[Entries from a dataset of interfaces]
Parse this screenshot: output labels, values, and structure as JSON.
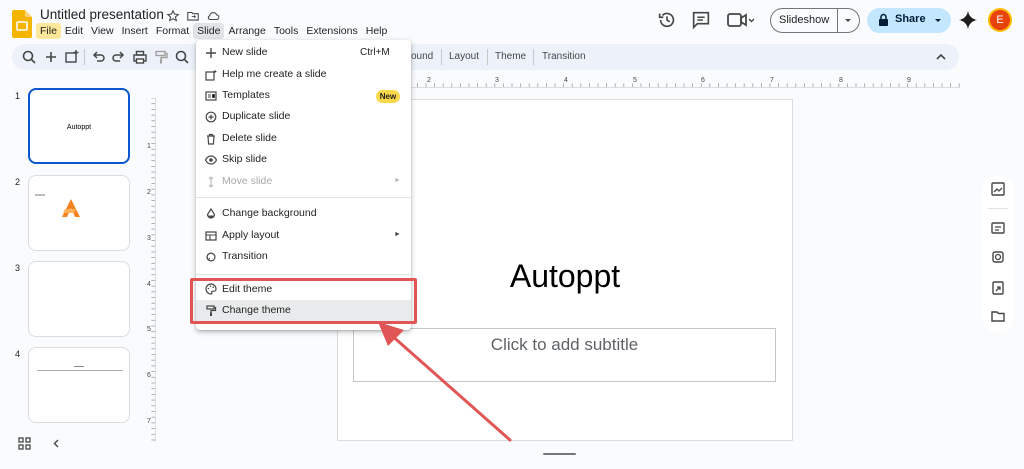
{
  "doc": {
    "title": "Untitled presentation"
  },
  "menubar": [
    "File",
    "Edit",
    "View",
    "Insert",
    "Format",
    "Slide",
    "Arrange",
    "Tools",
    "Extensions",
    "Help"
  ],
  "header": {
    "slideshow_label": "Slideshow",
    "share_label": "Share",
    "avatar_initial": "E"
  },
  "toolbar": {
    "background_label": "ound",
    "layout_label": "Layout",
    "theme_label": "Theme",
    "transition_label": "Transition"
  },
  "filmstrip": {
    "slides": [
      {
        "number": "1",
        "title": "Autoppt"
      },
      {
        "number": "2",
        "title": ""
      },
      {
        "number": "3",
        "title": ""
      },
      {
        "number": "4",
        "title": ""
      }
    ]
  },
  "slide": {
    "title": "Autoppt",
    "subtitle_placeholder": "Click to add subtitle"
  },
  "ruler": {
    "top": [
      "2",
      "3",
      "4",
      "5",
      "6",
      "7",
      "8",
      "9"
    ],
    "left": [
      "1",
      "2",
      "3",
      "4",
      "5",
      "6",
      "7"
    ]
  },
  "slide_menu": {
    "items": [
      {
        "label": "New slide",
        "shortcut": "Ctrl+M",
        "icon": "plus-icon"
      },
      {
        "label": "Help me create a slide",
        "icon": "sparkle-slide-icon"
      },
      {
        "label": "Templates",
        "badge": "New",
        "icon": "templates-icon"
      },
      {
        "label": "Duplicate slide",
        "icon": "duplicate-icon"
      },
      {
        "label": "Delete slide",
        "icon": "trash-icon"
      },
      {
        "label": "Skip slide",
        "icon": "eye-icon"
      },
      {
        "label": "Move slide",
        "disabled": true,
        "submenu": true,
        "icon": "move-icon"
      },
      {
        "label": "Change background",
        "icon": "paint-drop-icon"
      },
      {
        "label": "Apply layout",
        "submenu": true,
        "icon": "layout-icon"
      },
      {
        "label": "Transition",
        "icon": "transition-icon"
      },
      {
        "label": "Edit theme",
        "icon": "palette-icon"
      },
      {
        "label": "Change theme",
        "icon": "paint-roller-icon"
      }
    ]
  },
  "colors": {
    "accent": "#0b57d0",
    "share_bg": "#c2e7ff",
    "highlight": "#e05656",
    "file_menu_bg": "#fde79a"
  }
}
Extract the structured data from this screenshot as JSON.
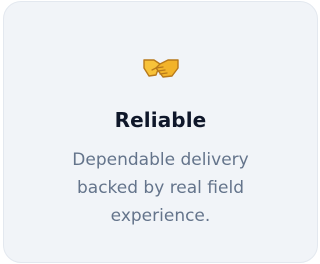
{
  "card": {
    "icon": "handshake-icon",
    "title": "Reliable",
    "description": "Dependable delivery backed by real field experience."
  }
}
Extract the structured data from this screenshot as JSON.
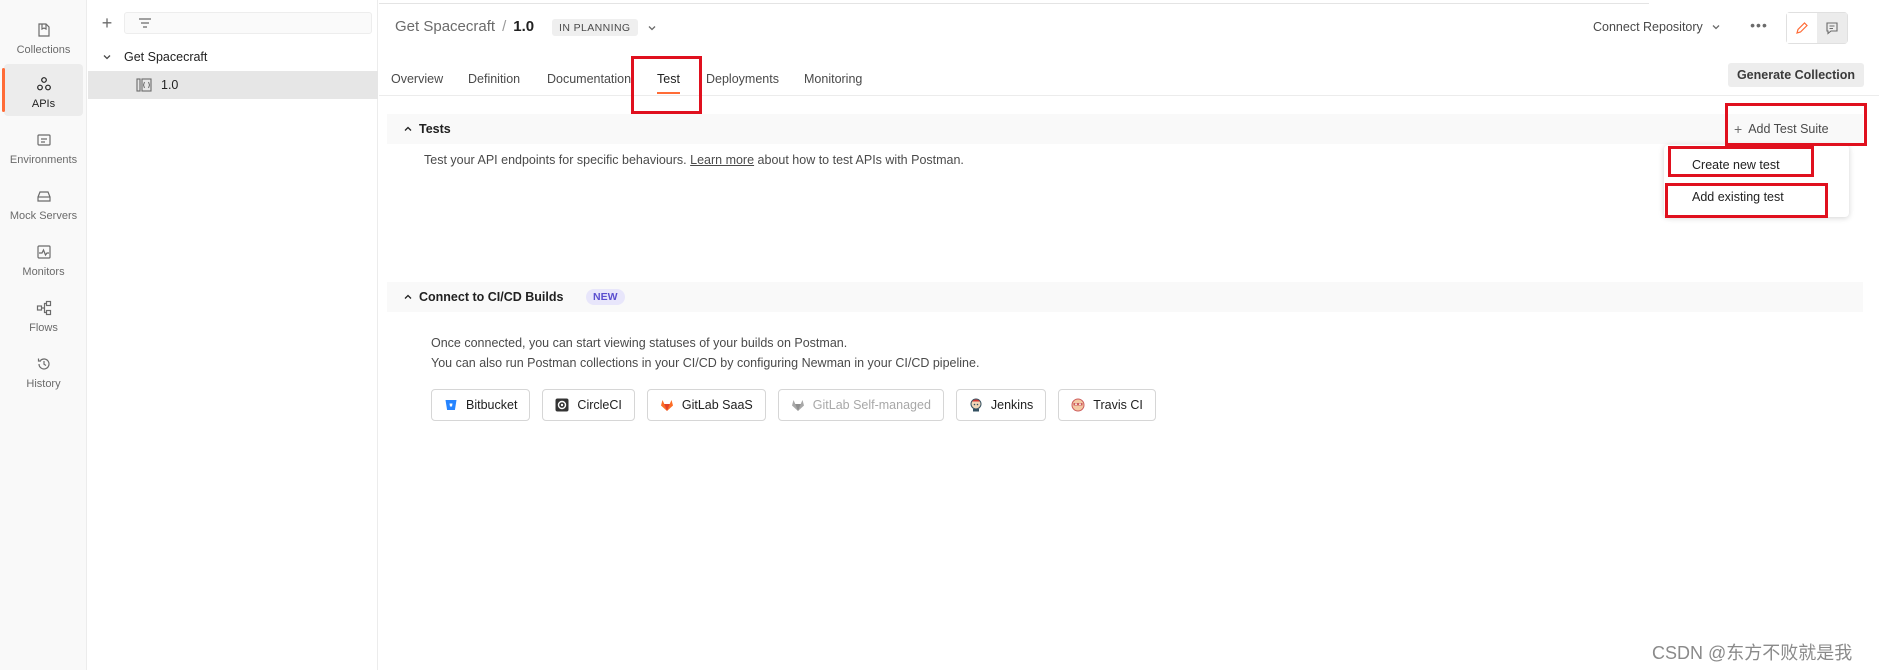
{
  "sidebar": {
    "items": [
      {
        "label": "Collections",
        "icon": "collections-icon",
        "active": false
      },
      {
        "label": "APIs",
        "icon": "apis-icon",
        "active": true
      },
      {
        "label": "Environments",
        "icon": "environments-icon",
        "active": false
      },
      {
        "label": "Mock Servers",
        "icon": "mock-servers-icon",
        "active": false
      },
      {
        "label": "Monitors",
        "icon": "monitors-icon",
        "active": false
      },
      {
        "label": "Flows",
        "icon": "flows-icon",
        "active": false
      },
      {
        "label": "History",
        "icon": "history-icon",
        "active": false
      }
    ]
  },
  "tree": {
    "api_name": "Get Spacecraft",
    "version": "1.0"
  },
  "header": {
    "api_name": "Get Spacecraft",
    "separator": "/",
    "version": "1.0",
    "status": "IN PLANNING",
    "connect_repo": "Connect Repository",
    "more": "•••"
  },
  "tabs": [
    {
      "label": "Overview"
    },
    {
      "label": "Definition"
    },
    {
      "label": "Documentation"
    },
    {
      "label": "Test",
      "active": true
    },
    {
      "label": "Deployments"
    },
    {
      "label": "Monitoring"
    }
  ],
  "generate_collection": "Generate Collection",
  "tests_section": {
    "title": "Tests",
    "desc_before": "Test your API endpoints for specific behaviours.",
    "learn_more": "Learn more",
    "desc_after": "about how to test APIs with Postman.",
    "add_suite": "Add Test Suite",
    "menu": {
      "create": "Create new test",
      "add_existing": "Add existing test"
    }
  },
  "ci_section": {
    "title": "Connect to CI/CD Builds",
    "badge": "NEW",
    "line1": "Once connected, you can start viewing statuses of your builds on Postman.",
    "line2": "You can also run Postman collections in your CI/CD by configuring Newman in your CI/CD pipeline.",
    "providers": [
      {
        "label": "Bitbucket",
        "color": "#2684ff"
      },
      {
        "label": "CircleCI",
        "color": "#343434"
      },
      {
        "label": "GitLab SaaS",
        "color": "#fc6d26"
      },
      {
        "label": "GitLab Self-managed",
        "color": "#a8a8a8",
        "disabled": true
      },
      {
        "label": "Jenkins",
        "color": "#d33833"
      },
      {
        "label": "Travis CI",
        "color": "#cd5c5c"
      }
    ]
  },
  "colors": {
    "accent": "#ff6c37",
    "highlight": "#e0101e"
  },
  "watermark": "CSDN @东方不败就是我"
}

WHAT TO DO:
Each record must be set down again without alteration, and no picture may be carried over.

EXERCISE OUTPUT:
Parse this screenshot: output labels, values, and structure as JSON.
{
  "doc": {
    "title": "Untitled presentation"
  },
  "menubar": [
    "File",
    "Edit",
    "View",
    "Insert",
    "Format",
    "Slide",
    "Arrange",
    "Tools",
    "Extensions",
    "Help"
  ],
  "header": {
    "slideshow_label": "Slideshow",
    "share_label": "Share",
    "avatar_initial": "E"
  },
  "toolbar": {
    "background_label": "ound",
    "layout_label": "Layout",
    "theme_label": "Theme",
    "transition_label": "Transition"
  },
  "filmstrip": {
    "slides": [
      {
        "number": "1",
        "title": "Autoppt"
      },
      {
        "number": "2",
        "title": ""
      },
      {
        "number": "3",
        "title": ""
      },
      {
        "number": "4",
        "title": ""
      }
    ]
  },
  "slide": {
    "title": "Autoppt",
    "subtitle_placeholder": "Click to add subtitle"
  },
  "ruler": {
    "top": [
      "2",
      "3",
      "4",
      "5",
      "6",
      "7",
      "8",
      "9"
    ],
    "left": [
      "1",
      "2",
      "3",
      "4",
      "5",
      "6",
      "7"
    ]
  },
  "slide_menu": {
    "items": [
      {
        "label": "New slide",
        "shortcut": "Ctrl+M",
        "icon": "plus-icon"
      },
      {
        "label": "Help me create a slide",
        "icon": "sparkle-slide-icon"
      },
      {
        "label": "Templates",
        "badge": "New",
        "icon": "templates-icon"
      },
      {
        "label": "Duplicate slide",
        "icon": "duplicate-icon"
      },
      {
        "label": "Delete slide",
        "icon": "trash-icon"
      },
      {
        "label": "Skip slide",
        "icon": "eye-icon"
      },
      {
        "label": "Move slide",
        "disabled": true,
        "submenu": true,
        "icon": "move-icon"
      },
      {
        "label": "Change background",
        "icon": "paint-drop-icon"
      },
      {
        "label": "Apply layout",
        "submenu": true,
        "icon": "layout-icon"
      },
      {
        "label": "Transition",
        "icon": "transition-icon"
      },
      {
        "label": "Edit theme",
        "icon": "palette-icon"
      },
      {
        "label": "Change theme",
        "icon": "paint-roller-icon"
      }
    ]
  },
  "colors": {
    "accent": "#0b57d0",
    "share_bg": "#c2e7ff",
    "highlight": "#e05656",
    "file_menu_bg": "#fde79a"
  }
}
Extract the structured data from this screenshot as JSON.
{
  "card": {
    "icon": "handshake-icon",
    "title": "Reliable",
    "description": "Dependable delivery backed by real field experience."
  }
}
Extract the structured data from this screenshot as JSON.
{
  "sidebar": {
    "items": [
      {
        "label": "Collections",
        "icon": "collections-icon",
        "active": false
      },
      {
        "label": "APIs",
        "icon": "apis-icon",
        "active": true
      },
      {
        "label": "Environments",
        "icon": "environments-icon",
        "active": false
      },
      {
        "label": "Mock Servers",
        "icon": "mock-servers-icon",
        "active": false
      },
      {
        "label": "Monitors",
        "icon": "monitors-icon",
        "active": false
      },
      {
        "label": "Flows",
        "icon": "flows-icon",
        "active": false
      },
      {
        "label": "History",
        "icon": "history-icon",
        "active": false
      }
    ]
  },
  "tree": {
    "api_name": "Get Spacecraft",
    "version": "1.0"
  },
  "header": {
    "api_name": "Get Spacecraft",
    "separator": "/",
    "version": "1.0",
    "status": "IN PLANNING",
    "connect_repo": "Connect Repository",
    "more": "•••"
  },
  "tabs": [
    {
      "label": "Overview"
    },
    {
      "label": "Definition"
    },
    {
      "label": "Documentation"
    },
    {
      "label": "Test",
      "active": true
    },
    {
      "label": "Deployments"
    },
    {
      "label": "Monitoring"
    }
  ],
  "generate_collection": "Generate Collection",
  "tests_section": {
    "title": "Tests",
    "desc_before": "Test your API endpoints for specific behaviours.",
    "learn_more": "Learn more",
    "desc_after": "about how to test APIs with Postman.",
    "add_suite": "Add Test Suite",
    "menu": {
      "create": "Create new test",
      "add_existing": "Add existing test"
    }
  },
  "ci_section": {
    "title": "Connect to CI/CD Builds",
    "badge": "NEW",
    "line1": "Once connected, you can start viewing statuses of your builds on Postman.",
    "line2": "You can also run Postman collections in your CI/CD by configuring Newman in your CI/CD pipeline.",
    "providers": [
      {
        "label": "Bitbucket",
        "color": "#2684ff"
      },
      {
        "label": "CircleCI",
        "color": "#343434"
      },
      {
        "label": "GitLab SaaS",
        "color": "#fc6d26"
      },
      {
        "label": "GitLab Self-managed",
        "color": "#a8a8a8",
        "disabled": true
      },
      {
        "label": "Jenkins",
        "color": "#d33833"
      },
      {
        "label": "Travis CI",
        "color": "#cd5c5c"
      }
    ]
  },
  "colors": {
    "accent": "#ff6c37",
    "highlight": "#e0101e"
  },
  "watermark": "CSDN @东方不败就是我"
}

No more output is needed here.